And you know, it’s not a new idea, finding joy in this way.

Emily Dickinson  said, 

“Find ecstasy in life; the mere sense of living is joy enough.”

What she’s saying is that joy can be found by allowing your senses to understand that you’re alive. 

Slowing down is a vital part of the practice. When I slow down, it’s easier to appreciate the beauty of this life. I can more easily see how amazing it is -that I’m alive in this moment. 

It took years of meditation... and practice. And I got good at dropping in. And now, when I want to feel that amazing sense of peace and joy, I can open to it wherever I am. My mountain top, my sunny patio…. It’s wherever I slow down.  

Even sitting in my office at work. I can slow down, breathe, open myself and get a moment of the sensation. And it serves me well. It allows me to be more peaceful and grounded. I’m more relaxed and effective in my life because of this ability. And it’s been available all along.

How is it that no one told us about this when we were young? How is it that there’s not a special course in school, where they take us aside and tell us about the joy that’s available anytime, we desire it?

It’s as though, a great secret that has existed for thousands of years... is not a secret at all.  Ask the Buddhists or Hindus, they know all about meditation. They know all about connecting to our deeper selves.

Sitting silently is where Joy is found.

So, it shouldn’t surprise us, that all the major religions have a facet to them that involves sitting silently. Whether you call it, prayer or meditation, or silent reflection, walks in nature… these are some of the places where the joy can be found. 

It’s there for us any time. We only need to slow down and be open to it. 

To Stop. To breathe it in. And to simply Be in the moment. 


Maybe the Buddha had it figured out. He said, 

“We are shaped by our thoughts; we become what we think. When the mind is pure, joy follows like a shadow that never leaves.”

When we have a peaceful mind a peaceful heart follows. Joy, is a good word for the gateway to ecstasy. 

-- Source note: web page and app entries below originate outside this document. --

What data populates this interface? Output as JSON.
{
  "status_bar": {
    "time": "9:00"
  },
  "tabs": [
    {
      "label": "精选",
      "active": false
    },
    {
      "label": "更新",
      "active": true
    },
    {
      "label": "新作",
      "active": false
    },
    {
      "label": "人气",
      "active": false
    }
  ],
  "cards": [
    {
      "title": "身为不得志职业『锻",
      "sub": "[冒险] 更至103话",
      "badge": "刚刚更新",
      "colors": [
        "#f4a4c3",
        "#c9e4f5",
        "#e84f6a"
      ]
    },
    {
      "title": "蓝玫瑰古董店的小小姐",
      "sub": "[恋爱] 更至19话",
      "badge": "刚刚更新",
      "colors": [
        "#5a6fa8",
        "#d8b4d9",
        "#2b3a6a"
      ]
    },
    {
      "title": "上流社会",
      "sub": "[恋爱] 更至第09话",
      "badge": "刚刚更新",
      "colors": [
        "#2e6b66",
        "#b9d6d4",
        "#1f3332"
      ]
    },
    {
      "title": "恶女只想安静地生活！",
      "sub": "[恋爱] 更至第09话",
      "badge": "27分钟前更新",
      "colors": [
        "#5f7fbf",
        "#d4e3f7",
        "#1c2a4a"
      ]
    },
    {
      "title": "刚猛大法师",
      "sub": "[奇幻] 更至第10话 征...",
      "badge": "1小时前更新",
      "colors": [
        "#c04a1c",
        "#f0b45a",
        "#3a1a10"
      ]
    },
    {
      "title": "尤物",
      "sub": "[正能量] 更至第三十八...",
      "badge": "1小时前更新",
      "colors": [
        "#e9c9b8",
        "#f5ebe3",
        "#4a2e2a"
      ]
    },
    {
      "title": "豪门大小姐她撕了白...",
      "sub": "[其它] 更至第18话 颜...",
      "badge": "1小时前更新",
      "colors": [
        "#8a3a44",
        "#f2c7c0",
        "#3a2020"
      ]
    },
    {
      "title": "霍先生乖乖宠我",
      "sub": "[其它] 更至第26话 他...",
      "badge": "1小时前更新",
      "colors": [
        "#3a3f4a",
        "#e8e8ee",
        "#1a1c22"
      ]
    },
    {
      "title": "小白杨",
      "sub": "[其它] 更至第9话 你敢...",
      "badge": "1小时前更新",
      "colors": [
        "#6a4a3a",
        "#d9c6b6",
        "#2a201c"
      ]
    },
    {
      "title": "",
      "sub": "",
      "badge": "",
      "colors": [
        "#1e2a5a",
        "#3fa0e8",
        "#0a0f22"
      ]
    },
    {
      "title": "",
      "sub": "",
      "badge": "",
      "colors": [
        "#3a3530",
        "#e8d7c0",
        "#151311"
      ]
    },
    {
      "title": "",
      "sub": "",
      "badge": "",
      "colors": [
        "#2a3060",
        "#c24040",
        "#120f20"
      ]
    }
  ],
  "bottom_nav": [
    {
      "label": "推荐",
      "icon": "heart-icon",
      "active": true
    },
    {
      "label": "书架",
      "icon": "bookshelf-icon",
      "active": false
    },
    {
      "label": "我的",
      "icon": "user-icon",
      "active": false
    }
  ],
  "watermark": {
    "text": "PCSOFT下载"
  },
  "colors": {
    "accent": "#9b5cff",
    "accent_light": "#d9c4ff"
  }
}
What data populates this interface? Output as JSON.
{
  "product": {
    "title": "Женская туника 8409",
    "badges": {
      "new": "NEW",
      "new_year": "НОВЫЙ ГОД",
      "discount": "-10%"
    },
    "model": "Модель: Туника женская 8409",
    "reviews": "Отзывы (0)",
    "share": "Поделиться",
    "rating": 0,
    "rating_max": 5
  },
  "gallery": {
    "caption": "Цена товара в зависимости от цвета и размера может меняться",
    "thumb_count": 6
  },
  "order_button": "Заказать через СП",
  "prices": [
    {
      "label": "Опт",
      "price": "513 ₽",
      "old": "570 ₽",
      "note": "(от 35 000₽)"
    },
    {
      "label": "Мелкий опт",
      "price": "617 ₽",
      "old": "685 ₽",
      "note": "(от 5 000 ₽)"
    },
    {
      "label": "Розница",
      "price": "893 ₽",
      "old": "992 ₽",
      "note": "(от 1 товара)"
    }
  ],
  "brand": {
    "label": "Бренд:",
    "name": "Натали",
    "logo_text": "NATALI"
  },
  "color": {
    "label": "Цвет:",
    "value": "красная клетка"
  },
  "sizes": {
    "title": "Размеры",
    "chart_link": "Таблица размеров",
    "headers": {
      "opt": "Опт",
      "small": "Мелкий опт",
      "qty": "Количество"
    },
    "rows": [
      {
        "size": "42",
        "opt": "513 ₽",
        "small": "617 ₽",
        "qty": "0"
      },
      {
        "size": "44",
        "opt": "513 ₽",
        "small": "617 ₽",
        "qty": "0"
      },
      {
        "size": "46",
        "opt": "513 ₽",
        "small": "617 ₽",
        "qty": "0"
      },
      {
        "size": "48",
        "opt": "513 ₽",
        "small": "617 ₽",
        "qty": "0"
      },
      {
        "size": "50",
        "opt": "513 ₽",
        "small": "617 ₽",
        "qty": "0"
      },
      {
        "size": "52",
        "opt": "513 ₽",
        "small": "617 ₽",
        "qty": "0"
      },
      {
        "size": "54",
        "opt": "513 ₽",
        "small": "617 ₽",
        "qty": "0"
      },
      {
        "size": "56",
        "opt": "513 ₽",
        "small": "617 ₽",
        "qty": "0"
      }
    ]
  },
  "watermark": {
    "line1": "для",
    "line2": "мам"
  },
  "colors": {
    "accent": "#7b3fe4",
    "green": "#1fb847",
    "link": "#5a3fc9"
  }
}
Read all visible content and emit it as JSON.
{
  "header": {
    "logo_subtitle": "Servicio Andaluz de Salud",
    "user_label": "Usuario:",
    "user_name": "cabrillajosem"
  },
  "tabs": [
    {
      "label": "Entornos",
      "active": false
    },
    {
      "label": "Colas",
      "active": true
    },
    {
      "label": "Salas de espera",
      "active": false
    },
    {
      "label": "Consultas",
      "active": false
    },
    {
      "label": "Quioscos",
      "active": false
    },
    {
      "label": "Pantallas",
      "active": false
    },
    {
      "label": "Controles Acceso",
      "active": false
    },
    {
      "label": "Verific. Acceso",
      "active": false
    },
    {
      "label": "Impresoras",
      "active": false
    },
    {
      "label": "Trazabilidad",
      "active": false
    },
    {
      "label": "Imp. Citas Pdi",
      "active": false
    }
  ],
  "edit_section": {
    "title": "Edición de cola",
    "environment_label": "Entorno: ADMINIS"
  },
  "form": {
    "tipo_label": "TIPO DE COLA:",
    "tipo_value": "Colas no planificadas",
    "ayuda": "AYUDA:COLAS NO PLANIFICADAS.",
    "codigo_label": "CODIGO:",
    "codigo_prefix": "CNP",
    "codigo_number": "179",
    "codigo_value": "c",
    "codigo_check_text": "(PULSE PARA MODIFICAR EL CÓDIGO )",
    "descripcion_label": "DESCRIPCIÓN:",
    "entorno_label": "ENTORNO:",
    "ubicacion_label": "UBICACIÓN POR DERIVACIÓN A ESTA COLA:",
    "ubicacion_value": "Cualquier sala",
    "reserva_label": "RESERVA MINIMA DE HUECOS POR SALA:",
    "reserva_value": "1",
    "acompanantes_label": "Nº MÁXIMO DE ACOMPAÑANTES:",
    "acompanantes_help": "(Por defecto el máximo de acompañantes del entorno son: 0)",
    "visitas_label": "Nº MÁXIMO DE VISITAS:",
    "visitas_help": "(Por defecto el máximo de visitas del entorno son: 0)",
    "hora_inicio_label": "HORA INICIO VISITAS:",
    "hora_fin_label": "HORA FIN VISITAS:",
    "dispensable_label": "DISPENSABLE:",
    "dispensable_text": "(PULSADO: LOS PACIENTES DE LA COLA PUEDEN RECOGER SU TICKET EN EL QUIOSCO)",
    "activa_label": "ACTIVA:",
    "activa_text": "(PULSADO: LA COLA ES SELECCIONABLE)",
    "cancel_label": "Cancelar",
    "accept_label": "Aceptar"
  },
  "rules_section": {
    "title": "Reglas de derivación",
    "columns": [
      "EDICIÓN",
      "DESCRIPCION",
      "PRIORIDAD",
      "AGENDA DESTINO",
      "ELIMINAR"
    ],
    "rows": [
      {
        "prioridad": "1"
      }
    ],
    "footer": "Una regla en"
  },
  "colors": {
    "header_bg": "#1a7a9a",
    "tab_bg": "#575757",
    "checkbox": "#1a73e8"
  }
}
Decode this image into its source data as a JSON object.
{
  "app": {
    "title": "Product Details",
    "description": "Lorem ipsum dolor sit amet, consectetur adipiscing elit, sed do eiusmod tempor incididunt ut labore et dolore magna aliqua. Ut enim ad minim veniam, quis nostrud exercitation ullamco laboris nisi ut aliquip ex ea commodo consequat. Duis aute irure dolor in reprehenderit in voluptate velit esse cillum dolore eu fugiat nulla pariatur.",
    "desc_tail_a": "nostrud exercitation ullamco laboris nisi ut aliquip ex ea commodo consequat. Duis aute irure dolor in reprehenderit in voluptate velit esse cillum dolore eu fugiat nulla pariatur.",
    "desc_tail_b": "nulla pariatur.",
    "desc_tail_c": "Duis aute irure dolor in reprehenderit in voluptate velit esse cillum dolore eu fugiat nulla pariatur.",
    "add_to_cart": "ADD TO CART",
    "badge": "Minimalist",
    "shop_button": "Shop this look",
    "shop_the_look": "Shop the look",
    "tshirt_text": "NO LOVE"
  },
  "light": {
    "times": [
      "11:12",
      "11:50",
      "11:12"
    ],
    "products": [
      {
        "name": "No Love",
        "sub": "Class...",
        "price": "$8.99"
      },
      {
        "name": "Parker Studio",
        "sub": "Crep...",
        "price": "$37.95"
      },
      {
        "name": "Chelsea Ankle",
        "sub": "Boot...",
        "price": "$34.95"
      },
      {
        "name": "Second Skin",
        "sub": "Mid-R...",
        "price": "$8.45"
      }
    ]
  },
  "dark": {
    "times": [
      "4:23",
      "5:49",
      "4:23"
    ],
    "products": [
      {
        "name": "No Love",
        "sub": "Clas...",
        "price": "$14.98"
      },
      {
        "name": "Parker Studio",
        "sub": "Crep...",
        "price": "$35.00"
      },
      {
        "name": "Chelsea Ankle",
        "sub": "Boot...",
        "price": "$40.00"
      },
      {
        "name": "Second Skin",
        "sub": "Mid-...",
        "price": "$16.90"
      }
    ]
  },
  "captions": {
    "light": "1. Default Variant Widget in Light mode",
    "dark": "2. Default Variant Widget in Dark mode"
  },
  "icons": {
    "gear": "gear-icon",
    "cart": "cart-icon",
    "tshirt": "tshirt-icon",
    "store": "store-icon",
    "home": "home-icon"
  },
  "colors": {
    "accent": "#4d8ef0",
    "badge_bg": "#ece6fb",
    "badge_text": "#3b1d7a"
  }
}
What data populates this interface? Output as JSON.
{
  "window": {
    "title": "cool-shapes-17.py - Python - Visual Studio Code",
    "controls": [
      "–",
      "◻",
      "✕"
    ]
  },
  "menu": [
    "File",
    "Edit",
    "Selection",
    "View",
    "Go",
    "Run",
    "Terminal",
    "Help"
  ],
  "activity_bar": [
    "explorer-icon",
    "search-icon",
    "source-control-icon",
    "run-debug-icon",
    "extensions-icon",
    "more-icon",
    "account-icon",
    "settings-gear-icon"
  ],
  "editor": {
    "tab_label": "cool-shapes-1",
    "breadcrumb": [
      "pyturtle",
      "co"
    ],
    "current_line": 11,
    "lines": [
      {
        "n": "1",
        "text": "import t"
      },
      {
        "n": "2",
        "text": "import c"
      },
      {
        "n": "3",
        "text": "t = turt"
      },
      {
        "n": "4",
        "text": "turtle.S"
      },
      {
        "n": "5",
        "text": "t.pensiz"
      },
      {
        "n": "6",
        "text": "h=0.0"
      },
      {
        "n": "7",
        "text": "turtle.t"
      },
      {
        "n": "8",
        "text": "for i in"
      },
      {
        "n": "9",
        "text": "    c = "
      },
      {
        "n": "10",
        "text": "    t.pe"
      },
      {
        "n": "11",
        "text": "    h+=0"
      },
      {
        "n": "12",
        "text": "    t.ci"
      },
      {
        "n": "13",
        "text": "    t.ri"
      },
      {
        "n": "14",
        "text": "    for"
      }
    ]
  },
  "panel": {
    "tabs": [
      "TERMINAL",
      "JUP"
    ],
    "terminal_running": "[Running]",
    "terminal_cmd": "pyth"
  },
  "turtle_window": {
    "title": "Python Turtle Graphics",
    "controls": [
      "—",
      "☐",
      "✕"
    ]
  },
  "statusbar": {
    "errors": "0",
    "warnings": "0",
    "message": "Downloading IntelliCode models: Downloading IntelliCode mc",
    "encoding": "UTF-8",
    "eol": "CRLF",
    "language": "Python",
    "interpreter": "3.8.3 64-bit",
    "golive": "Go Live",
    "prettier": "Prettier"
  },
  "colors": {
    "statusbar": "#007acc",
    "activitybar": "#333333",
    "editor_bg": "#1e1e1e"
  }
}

The author, Marianne Williamson wrote, 

“Joy is what happens to us when we allow ourselves to recognize how good things really are.” 

For many years I thought I knew what meditation was. It was a kind of escape of sorts. But of course, that’s before I started meditating. I was projecting what I thought it was. I didn’t know a thing. When I began meditating, all my assumptions dropped away. 

Author and Buddhist teacher Kathleen McDonald wrote, 

 “Mediation is not spacing out or running away. In fact, it is being totally honest with ourselves.” 

I agree. Most of the time we’re not being honest about the reality of this life. We’re in the moment. Playing the role we’ve been given, like a stage play on the most massive scale. Of course, we believe the character we play matters. Of course, we want to see our character victorious in this lengthy play we call life. But in the end, it is just a role we’re playing. We are not the body. We’re not the name on our ID. We’re not the name we offer when we shake the hand of a new acquaintance. We are something much bigger and grander than all that. 

We are souls sitting on a mountain top at sunset. We’re a saintly heart sitting on a café patio in the sun. We’re the smile on a baby’s face. Meditation brought me a different level of honesty about myself. And a greater appreciation for the subtle beats of this life. 

When I pause and be in the moment…

These moments.                                         

These precious moments… we call living. 

Whether you’re on a mountain, in a coffee shop… or just making your way through the day. You’re alive today. In this moment, we can all pause and recognize we are alive. And life is good. 


Talk to you soon.